Breaking down the myths about trail running

Thinking about trail running, but intimidated by the idea of uphill running and downhill dodging? Don’t be. If you can run, you can trail run.

Hell, if you can walk, you can pretty much trail run.

Nothing to be scared of. Photo: Courtesy of Jake Melara

Nothing to be scared of. Photo: Courtesy of Jake Melara

Let’s break down some more of those preconceived notions. Sorry ’bout yo’ excuses.

It’s hard

Let’s get this out of the way: Running itself is hard. Elevating your heart rate and propelling yourself takes energy. Sorry.

And yes, trail running adds obstacles, uneven surfaces and, most likely, more elevation gain than your average city sidewalk. But it also adds distraction, views and softer surfaces.

Plus, the great secret of trail running is that you can walk the uphills. Lots of people, even elite runners, take it down a notch when the trails get steep. I don’t know about you, but speed hiking up a beautiful trail sounds way easier and more fun than chugging uphill through the concrete jungle.

And you’re here for a workout, right? It should at least be a little hard.

It’s dangerous

A photo posted by Jan (@janrennt) on

You know what’s suuuuper dangerous? Being a pedestrian. Especially a fast-moving one with headphones on. Statistically you’re way safer on trails, where a car probably isn’t going to hit you.

RELATED: How to go trail running at night

Yes, trail running comes with the added hazards of rocks you have to dodge and roots that might trip you up. And sure, if you did twist an ankle or take a digger a few miles out on a trail, it might suck to get home, but that’s why you should run with a friend. And toughen up a little bit.

You need special gear

Yes, you could get a hydration pack and grippy trail runners and fluorescent layers and those dorky leg-sleeve things. You totally could. Or you could go running in the same sneaks and T-shirt you always wear.

Your body doesn’t know there are trees around.

Like any kind of run, the longer you go, the more your gear will make a difference, and if you’re out in the woods without potential water stops, you might want water and snacks at some point. But to start, don’t stress the details. Stay tuned for the gear that actually makes a difference.

You need to go somewhere special

Doesn't this look nicer than your neighborhood? Photo: Drew Garaets

Doesn’t this look nicer than your neighborhood? Photo: Courtesy of Drew Garaets

All you need to trail run is a trail. Your local park probably has trails.

No one said you had to start on the hard stuff.

You need to be a psycho to run a race

A photo posted by Dean Karnazes (@ultramarathon) on

The overly venous, skinny humans who win ultra races are probably a little crazy, in that they put in a crap-ton of miles. But anyone who is ultra at their sport is probably a little crazy.
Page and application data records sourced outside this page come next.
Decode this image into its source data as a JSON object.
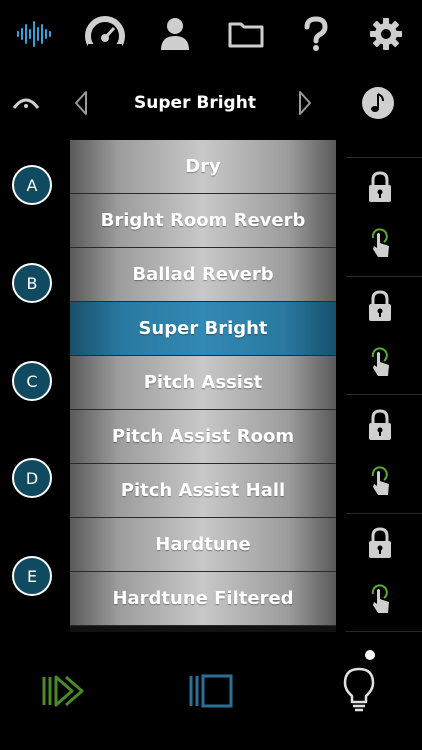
{
  "header": {
    "current_preset": "Super Bright"
  },
  "toolbar": {
    "icons": [
      "waveform-icon",
      "gauge-icon",
      "user-icon",
      "folder-icon",
      "help-icon",
      "settings-icon"
    ]
  },
  "preset_list": {
    "items": [
      {
        "label": "Dry",
        "selected": false
      },
      {
        "label": "Bright Room Reverb",
        "selected": false
      },
      {
        "label": "Ballad Reverb",
        "selected": false
      },
      {
        "label": "Super Bright",
        "selected": true
      },
      {
        "label": "Pitch Assist",
        "selected": false
      },
      {
        "label": "Pitch Assist Room",
        "selected": false
      },
      {
        "label": "Pitch Assist Hall",
        "selected": false
      },
      {
        "label": "Hardtune",
        "selected": false
      },
      {
        "label": "Hardtune Filtered",
        "selected": false
      }
    ]
  },
  "slots": {
    "labels": [
      "A",
      "B",
      "C",
      "D",
      "E"
    ]
  },
  "colors": {
    "accent": "#3189b4",
    "slot_fill": "#0f4a60",
    "green": "#4a8a2a",
    "blue": "#2b6f96"
  }
}
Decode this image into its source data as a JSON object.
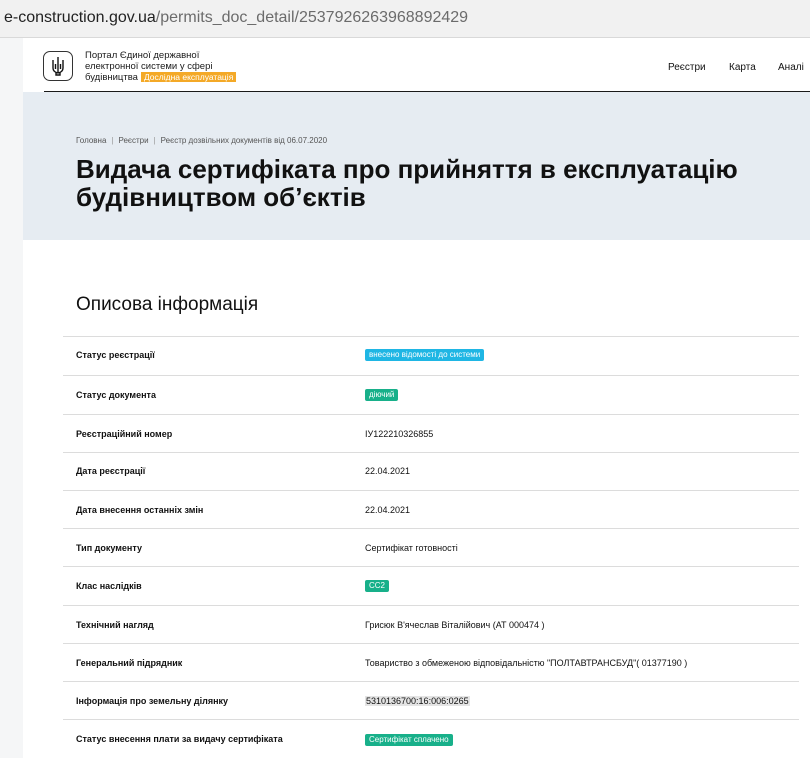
{
  "browser": {
    "url_host": "e-construction.gov.ua",
    "url_path": "/permits_doc_detail/2537926263968892429"
  },
  "header": {
    "portal_title_lines": [
      "Портал Єдиної державної",
      "електронної системи у сфері",
      "будівництва"
    ],
    "beta_label": "Дослідна експлуатація",
    "nav": [
      "Реєстри",
      "Карта",
      "Аналі"
    ]
  },
  "breadcrumb": [
    "Головна",
    "Реєстри",
    "Реєстр дозвільних документів від 06.07.2020"
  ],
  "page_title_lines": [
    "Видача сертифіката про прийняття в експлуатацію",
    "будівництвом об’єктів"
  ],
  "section_title": "Описова інформація",
  "colors": {
    "badge_blue": "#1fb6e4",
    "badge_green": "#18b08a",
    "beta_badge": "#f4a927",
    "hero_bg": "#e6ecf2"
  },
  "rows": [
    {
      "label": "Статус реєстрації",
      "value": "внесено відомості до системи",
      "type": "badge",
      "color": "blue"
    },
    {
      "label": "Статус документа",
      "value": "діючий",
      "type": "badge",
      "color": "green"
    },
    {
      "label": "Реєстраційний номер",
      "value": "ІУ122210326855",
      "type": "text"
    },
    {
      "label": "Дата реєстрації",
      "value": "22.04.2021",
      "type": "text"
    },
    {
      "label": "Дата внесення останніх змін",
      "value": "22.04.2021",
      "type": "text"
    },
    {
      "label": "Тип документу",
      "value": "Сертифікат готовності",
      "type": "text"
    },
    {
      "label": "Клас наслідків",
      "value": "СС2",
      "type": "badge",
      "color": "green"
    },
    {
      "label": "Технічний нагляд",
      "value": "Грисюк В'ячеслав Віталійович (АТ 000474 )",
      "type": "text"
    },
    {
      "label": "Генеральний підрядник",
      "value": "Товариство з обмеженою відповідальністю \"ПОЛТАВТРАНСБУД\"( 01377190 )",
      "type": "text"
    },
    {
      "label": "Інформація про земельну ділянку",
      "value": "5310136700:16:006:0265",
      "type": "highlight"
    },
    {
      "label": "Статус внесення плати за видачу сертифіката",
      "value": "Сертифікат сплачено",
      "type": "badge",
      "color": "green"
    }
  ]
}
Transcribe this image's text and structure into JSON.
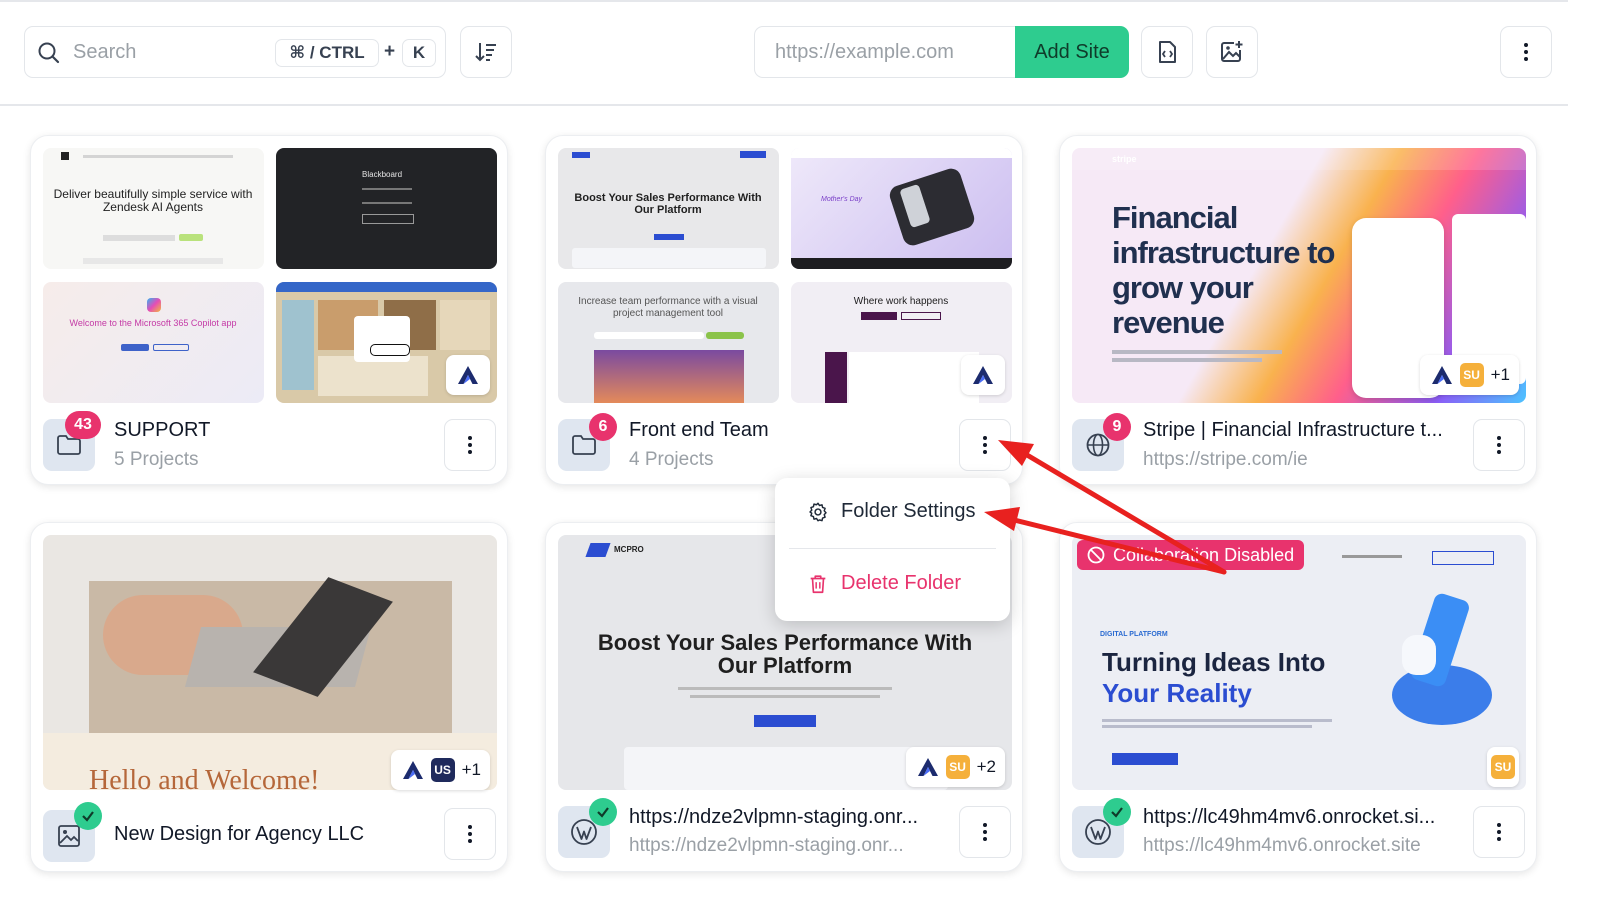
{
  "toolbar": {
    "search_placeholder": "Search",
    "shortcut_modifier": "⌘ / CTRL",
    "shortcut_plus": "+",
    "shortcut_key": "K",
    "url_placeholder": "https://example.com",
    "add_site_label": "Add Site"
  },
  "cards": [
    {
      "title": "SUPPORT",
      "subtitle": "5 Projects",
      "count": "43",
      "type": "folder"
    },
    {
      "title": "Front end Team",
      "subtitle": "4 Projects",
      "count": "6",
      "type": "folder"
    },
    {
      "title": "Stripe | Financial Infrastructure t...",
      "subtitle": "https://stripe.com/ie",
      "count": "9",
      "type": "site",
      "extra_count": "+1",
      "avatar": "SU"
    },
    {
      "title": "New Design for Agency LLC",
      "type": "design",
      "extra_count": "+1",
      "avatar": "US"
    },
    {
      "title": "https://ndze2vlpmn-staging.onr...",
      "subtitle": "https://ndze2vlpmn-staging.onr...",
      "type": "wordpress",
      "extra_count": "+2",
      "avatar": "SU"
    },
    {
      "title": "https://lc49hm4mv6.onrocket.si...",
      "subtitle": "https://lc49hm4mv6.onrocket.site",
      "type": "wordpress",
      "avatar": "SU",
      "collab_label": "Collaboration Disabled"
    }
  ],
  "thumbnails": {
    "zendesk": {
      "headline": "Deliver beautifully simple service with Zendesk AI Agents"
    },
    "blackboard": {
      "headline": "Blackboard"
    },
    "copilot": {
      "headline": "Welcome to the Microsoft 365 Copilot app"
    },
    "boost": {
      "headline": "Boost Your Sales Performance With Our Platform"
    },
    "mothers": {
      "headline": "Mother's Day"
    },
    "teamwork": {
      "headline": "Increase team performance with a visual project management tool"
    },
    "where": {
      "headline": "Where work happens"
    },
    "stripe": {
      "headline": "Financial infrastructure to grow your revenue"
    },
    "hello": {
      "headline": "Hello and Welcome!"
    },
    "mcpro": {
      "brand": "MCPRO",
      "headline": "Boost Your Sales Performance With Our Platform"
    },
    "ideas": {
      "eyebrow": "DIGITAL PLATFORM",
      "headline1": "Turning Ideas Into",
      "headline2": "Your Reality"
    }
  },
  "menu": {
    "settings_label": "Folder Settings",
    "delete_label": "Delete Folder"
  },
  "colors": {
    "accent": "#2ecc8f",
    "badge": "#e8336d",
    "arrow": "#e8211f"
  }
}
RELATED: Trail races are good for your body and brain

You don’t have to run 100 miles. You, my friend, can casually undertake a trail 5k or half-marathon. There are tons of them cropping up around the country.